Two months after the Watts fight, Monroe beat up on Hagler on the way to a 10-round verdict. "A tough decision to accept," Hagler said after the fight, "but an honest one. I still have a few things to learn. I get the feeling that he's already learned them."
Peltz told the Petronellis of the trouble they were in: "I know you got screwed with Boogaloo Watts, but you got your ass kicked by Willie Monroe. Three strikes and you're out."
Next up: Hart. Working one day on the heavy bag in Joe Frazier's gym, Hart had spotted Marvin and said, "Hey, Hagler, I got the baddest left hook in town. Watch this." Bam! Hart slammed his left into the bag. "You're lookin' at the next middleweight champion of the world." Marvin turned to Pat and said, "Put him on the list."
The record book says Hagler knocked Hart out in eight, but what happened is more ambiguous. There was an argument in Hart's corner after the eighth, and he never came out for the ninth. The victory was only bittersweet, but Hagler had survived. "I thought he was just an ordinary fighter," Briscoe says. "He proved to be more than that." In a rematch against Monroe in Boston on Feb. 15, 1977, Hagler knocked The Worm out in the 12th round. Peltz staged the rubber match at the Spectrum six months later, and it was then that Hagler made his name in Philly.

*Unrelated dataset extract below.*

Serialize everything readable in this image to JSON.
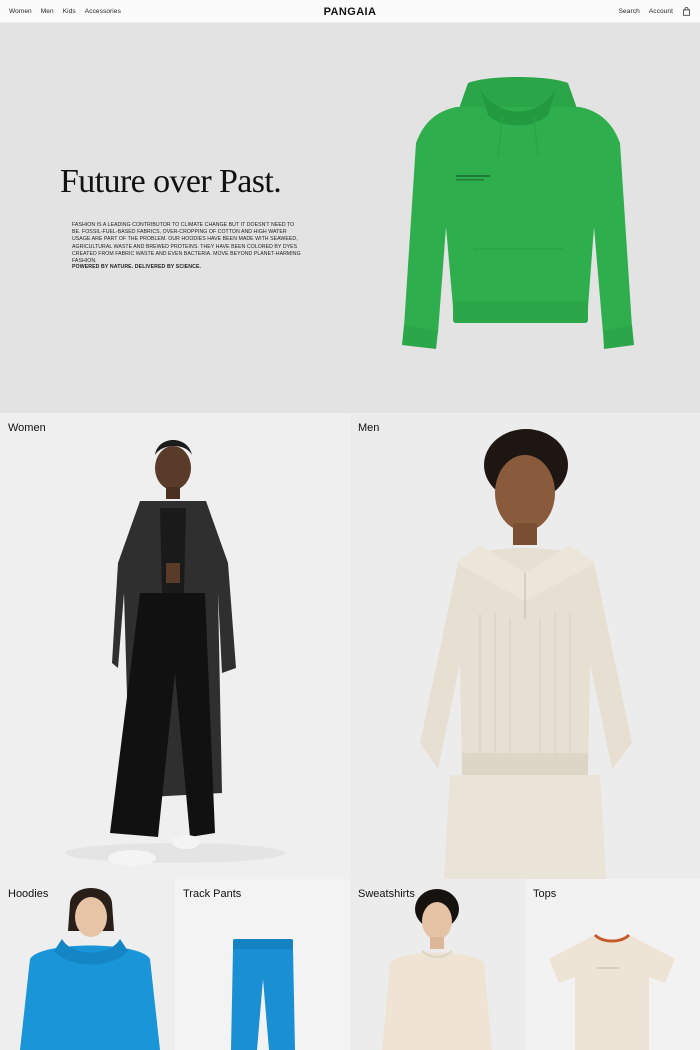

Hagler buckled Monroe's knees with a right hook in the second round and pounced. A beautiful left hook caught Monroe. Down he went. And out.

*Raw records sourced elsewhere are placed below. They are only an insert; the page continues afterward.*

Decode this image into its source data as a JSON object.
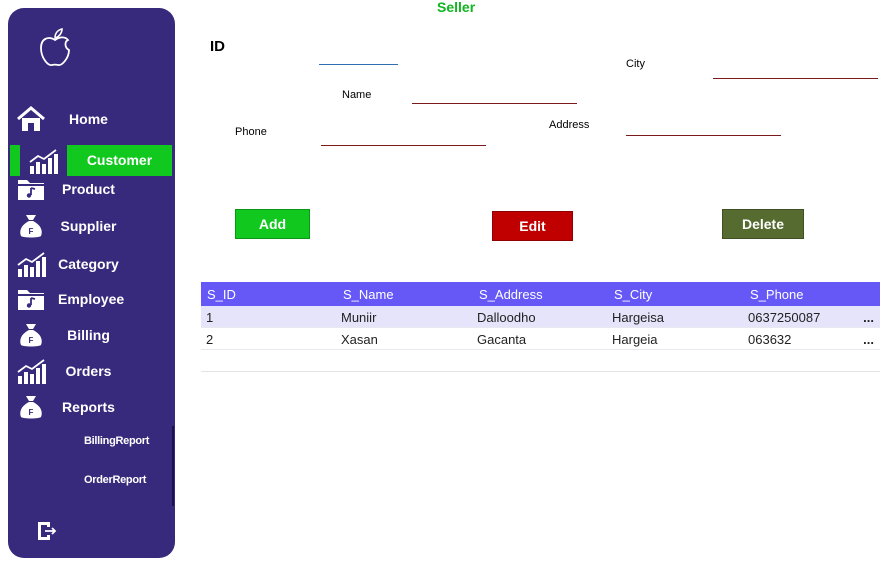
{
  "page_title": "Seller",
  "sidebar": {
    "items": [
      {
        "label": "Home",
        "icon": "home-icon"
      },
      {
        "label": "Customer",
        "icon": "chart-icon"
      },
      {
        "label": "Product",
        "icon": "folder-music-icon"
      },
      {
        "label": "Supplier",
        "icon": "money-bag-icon"
      },
      {
        "label": "Category",
        "icon": "chart-icon"
      },
      {
        "label": "Employee",
        "icon": "folder-music-icon"
      },
      {
        "label": "Billing",
        "icon": "money-bag-icon"
      },
      {
        "label": "Orders",
        "icon": "chart-icon"
      },
      {
        "label": "Reports",
        "icon": "money-bag-icon"
      }
    ],
    "sub_items": [
      "BillingReport",
      "OrderReport"
    ],
    "active": "Customer",
    "active_color": "#11C81E",
    "background": "#372A7C"
  },
  "form": {
    "id_label": "ID",
    "name_label": "Name",
    "phone_label": "Phone",
    "city_label": "City",
    "address_label": "Address",
    "id_value": "",
    "name_value": "",
    "phone_value": "",
    "city_value": "",
    "address_value": ""
  },
  "buttons": {
    "add": {
      "label": "Add",
      "color": "#11C81E"
    },
    "edit": {
      "label": "Edit",
      "color": "#C00000"
    },
    "delete": {
      "label": "Delete",
      "color": "#556B2F"
    }
  },
  "table": {
    "header_color": "#6558F7",
    "columns": [
      "S_ID",
      "S_Name",
      "S_Address",
      "S_City",
      "S_Phone"
    ],
    "rows": [
      [
        "1",
        "Muniir",
        "Dalloodho",
        "Hargeisa",
        "0637250087"
      ],
      [
        "2",
        "Xasan",
        "Gacanta",
        "Hargeia",
        "063632"
      ]
    ],
    "overflow": "..."
  }
}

"That was the fight that made him," Peltz says. "There was a complete difference between the Marvin that had fought in 1976 and 1977. The competition here had made him better. He had more confidence. He was sharper, his punches were shorter, he had more power."
There was only one more to go in Philly: Briscoe. On Aug. 24, 1978, 15,000 people jammed into the Spectrum to see them fight. Both boxers showed up in burgundy trunks, and neither would change. Peltz still wonders what the fans in the uppermost seats made of the spectacle: two shaved-headed black men wearing burgundy trunks. Who's on first? In the end Hagler was, but the Petronellis had to scramble. Hagler got butted in the second. Between rounds, Goody tried to stop the bleeding as Pat headed off the doctor coming over to inspect the cut, repeatedly pointing to the crowd and telling the doc that someone was calling him. By the time the doctor got to Hagler, Goody had the bleeding stopped. "I didn't spend 20 years in the Navy medical department for nothing," he says.
Where Hagler had been a banger against Monroe, he boxed artfully against Briscoe, sticking and moving to win the decision.
By now some were calling Hagler the uncrowned middleweight champion of the world, but still he couldn't get a title shot. "I can understand it now," Pat says. "Who needs a Marvin Hagler?" Hagler's sense of frustration deepened.